Top of Exercise data

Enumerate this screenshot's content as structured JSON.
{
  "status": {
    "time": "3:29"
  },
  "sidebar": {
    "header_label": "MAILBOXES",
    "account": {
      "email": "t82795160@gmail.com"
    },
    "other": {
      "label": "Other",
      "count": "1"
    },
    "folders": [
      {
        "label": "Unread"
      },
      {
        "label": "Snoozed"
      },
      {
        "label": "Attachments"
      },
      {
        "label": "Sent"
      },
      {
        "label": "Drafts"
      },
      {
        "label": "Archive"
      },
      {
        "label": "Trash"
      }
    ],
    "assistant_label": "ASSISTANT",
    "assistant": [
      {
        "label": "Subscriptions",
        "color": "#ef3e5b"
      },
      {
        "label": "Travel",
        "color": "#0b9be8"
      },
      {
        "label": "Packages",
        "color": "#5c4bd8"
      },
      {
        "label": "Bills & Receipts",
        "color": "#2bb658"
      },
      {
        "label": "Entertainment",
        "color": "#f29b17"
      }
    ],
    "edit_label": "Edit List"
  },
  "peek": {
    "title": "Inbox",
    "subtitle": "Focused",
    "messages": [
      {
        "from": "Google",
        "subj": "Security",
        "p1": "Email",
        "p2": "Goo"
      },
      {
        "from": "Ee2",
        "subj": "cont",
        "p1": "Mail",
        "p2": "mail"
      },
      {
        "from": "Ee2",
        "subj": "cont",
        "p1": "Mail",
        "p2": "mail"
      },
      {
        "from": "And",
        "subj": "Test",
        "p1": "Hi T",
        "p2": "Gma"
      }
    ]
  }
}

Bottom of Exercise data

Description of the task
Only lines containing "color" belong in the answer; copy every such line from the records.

Task solution
        "color": "#ef3e5b"
        "color": "#0b9be8"
        "color": "#5c4bd8"
        "color": "#2bb658"
        "color": "#f29b17"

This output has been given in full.